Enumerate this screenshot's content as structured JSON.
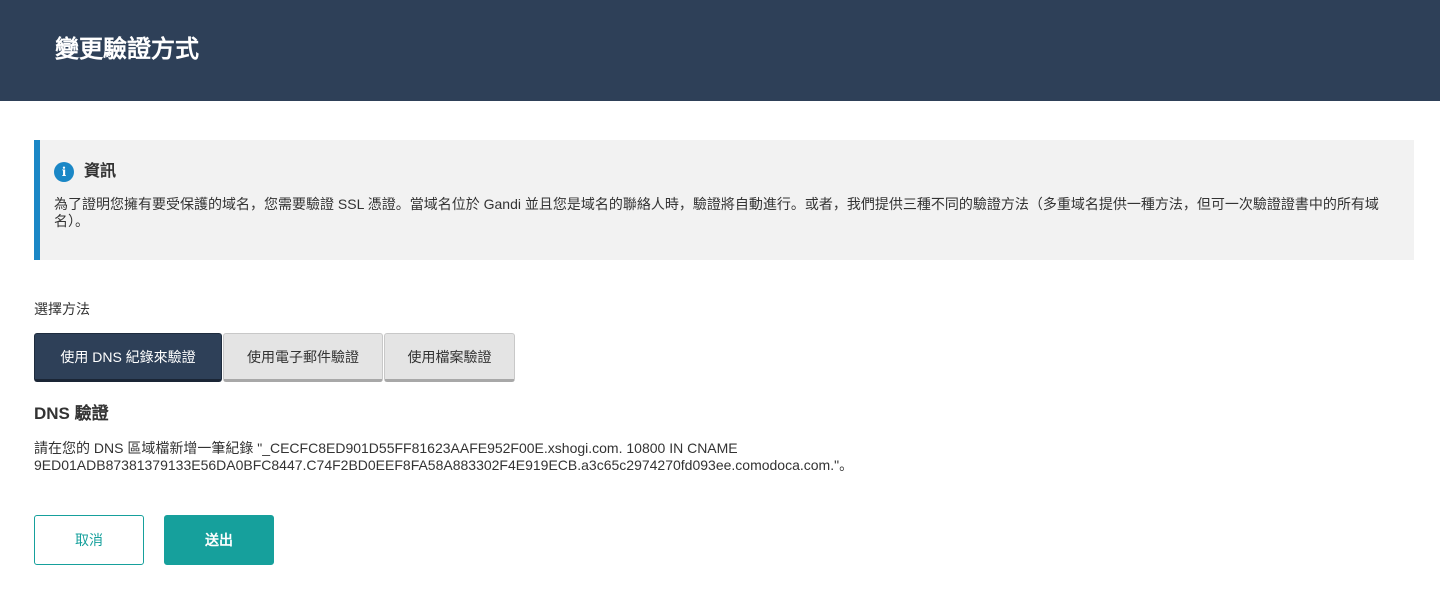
{
  "header": {
    "title": "變更驗證方式"
  },
  "info": {
    "icon": "info-icon",
    "icon_glyph": "i",
    "title": "資訊",
    "text": "為了證明您擁有要受保護的域名，您需要驗證 SSL 憑證。當域名位於 Gandi 並且您是域名的聯絡人時，驗證將自動進行。或者，我們提供三種不同的驗證方法（多重域名提供一種方法，但可一次驗證證書中的所有域名）。",
    "accent": "#1a87c6"
  },
  "method": {
    "label": "選擇方法",
    "tabs": [
      {
        "label": "使用 DNS 紀錄來驗證",
        "active": true
      },
      {
        "label": "使用電子郵件驗證",
        "active": false
      },
      {
        "label": "使用檔案驗證",
        "active": false
      }
    ]
  },
  "dns": {
    "title": "DNS 驗證",
    "text_line1": "請在您的 DNS 區域檔新增一筆紀錄 \"_CECFC8ED901D55FF81623AAFE952F00E.xshogi.com. 10800 IN CNAME",
    "text_line2": "9ED01ADB87381379133E56DA0BFC8447.C74F2BD0EEF8FA58A883302F4E919ECB.a3c65c2974270fd093ee.comodoca.com.\"。"
  },
  "actions": {
    "cancel": "取消",
    "submit": "送出"
  },
  "colors": {
    "header_bg": "#2e4058",
    "primary": "#16a09c",
    "active_tab": "#2e4058"
  }
}
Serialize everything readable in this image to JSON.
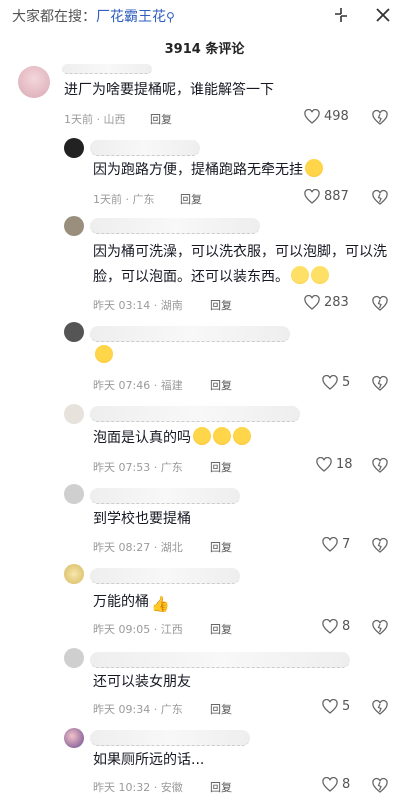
{
  "search": {
    "prefix": "大家都在搜：",
    "term": "厂花霸王花"
  },
  "comments_header": {
    "count_text": "3914 条评论"
  },
  "comments": [
    {
      "text": "进厂为啥要提桶呢，谁能解答一下",
      "time": "1天前",
      "location": "山西",
      "reply_label": "回复",
      "likes": "498"
    },
    {
      "text": "因为跑路方便，提桶跑路无牵无挂",
      "time": "1天前",
      "location": "广东",
      "reply_label": "回复",
      "likes": "887"
    },
    {
      "text": "因为桶可洗澡，可以洗衣服，可以泡脚，可以洗脸，可以泡面。还可以装东西。",
      "time": "昨天 03:14",
      "location": "湖南",
      "reply_label": "回复",
      "likes": "283"
    },
    {
      "text": "",
      "time": "昨天 07:46",
      "location": "福建",
      "reply_label": "回复",
      "likes": "5"
    },
    {
      "text": "泡面是认真的吗",
      "time": "昨天 07:53",
      "location": "广东",
      "reply_label": "回复",
      "likes": "18"
    },
    {
      "text": "到学校也要提桶",
      "time": "昨天 08:27",
      "location": "湖北",
      "reply_label": "回复",
      "likes": "7"
    },
    {
      "text": "万能的桶",
      "time": "昨天 09:05",
      "location": "江西",
      "reply_label": "回复",
      "likes": "8"
    },
    {
      "text": "还可以装女朋友",
      "time": "昨天 09:34",
      "location": "广东",
      "reply_label": "回复",
      "likes": "5"
    },
    {
      "text": "如果厕所远的话...",
      "time": "昨天 10:32",
      "location": "安徽",
      "reply_label": "回复",
      "likes": "8"
    }
  ],
  "colors": {
    "search_term": "#2f5fbf",
    "meta_gray": "#9a9a9a"
  }
}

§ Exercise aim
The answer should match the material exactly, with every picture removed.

§ Result of the exercise
Enumerate this screenshot's content as structured JSON.
{
  "header": {
    "title": "變更驗證方式"
  },
  "info": {
    "icon": "info-icon",
    "icon_glyph": "i",
    "title": "資訊",
    "text": "為了證明您擁有要受保護的域名，您需要驗證 SSL 憑證。當域名位於 Gandi 並且您是域名的聯絡人時，驗證將自動進行。或者，我們提供三種不同的驗證方法（多重域名提供一種方法，但可一次驗證證書中的所有域名）。",
    "accent": "#1a87c6"
  },
  "method": {
    "label": "選擇方法",
    "tabs": [
      {
        "label": "使用 DNS 紀錄來驗證",
        "active": true
      },
      {
        "label": "使用電子郵件驗證",
        "active": false
      },
      {
        "label": "使用檔案驗證",
        "active": false
      }
    ]
  },
  "dns": {
    "title": "DNS 驗證",
    "text_line1": "請在您的 DNS 區域檔新增一筆紀錄 \"_CECFC8ED901D55FF81623AAFE952F00E.xshogi.com. 10800 IN CNAME",
    "text_line2": "9ED01ADB87381379133E56DA0BFC8447.C74F2BD0EEF8FA58A883302F4E919ECB.a3c65c2974270fd093ee.comodoca.com.\"。"
  },
  "actions": {
    "cancel": "取消",
    "submit": "送出"
  },
  "colors": {
    "header_bg": "#2e4058",
    "primary": "#16a09c",
    "active_tab": "#2e4058"
  }
}
Serialize everything readable in this image to JSON.
{
  "search": {
    "prefix": "大家都在搜：",
    "term": "厂花霸王花"
  },
  "comments_header": {
    "count_text": "3914 条评论"
  },
  "comments": [
    {
      "text": "进厂为啥要提桶呢，谁能解答一下",
      "time": "1天前",
      "location": "山西",
      "reply_label": "回复",
      "likes": "498"
    },
    {
      "text": "因为跑路方便，提桶跑路无牵无挂",
      "time": "1天前",
      "location": "广东",
      "reply_label": "回复",
      "likes": "887"
    },
    {
      "text": "因为桶可洗澡，可以洗衣服，可以泡脚，可以洗脸，可以泡面。还可以装东西。",
      "time": "昨天 03:14",
      "location": "湖南",
      "reply_label": "回复",
      "likes": "283"
    },
    {
      "text": "",
      "time": "昨天 07:46",
      "location": "福建",
      "reply_label": "回复",
      "likes": "5"
    },
    {
      "text": "泡面是认真的吗",
      "time": "昨天 07:53",
      "location": "广东",
      "reply_label": "回复",
      "likes": "18"
    },
    {
      "text": "到学校也要提桶",
      "time": "昨天 08:27",
      "location": "湖北",
      "reply_label": "回复",
      "likes": "7"
    },
    {
      "text": "万能的桶",
      "time": "昨天 09:05",
      "location": "江西",
      "reply_label": "回复",
      "likes": "8"
    },
    {
      "text": "还可以装女朋友",
      "time": "昨天 09:34",
      "location": "广东",
      "reply_label": "回复",
      "likes": "5"
    },
    {
      "text": "如果厕所远的话...",
      "time": "昨天 10:32",
      "location": "安徽",
      "reply_label": "回复",
      "likes": "8"
    }
  ],
  "colors": {
    "search_term": "#2f5fbf",
    "meta_gray": "#9a9a9a"
  }
}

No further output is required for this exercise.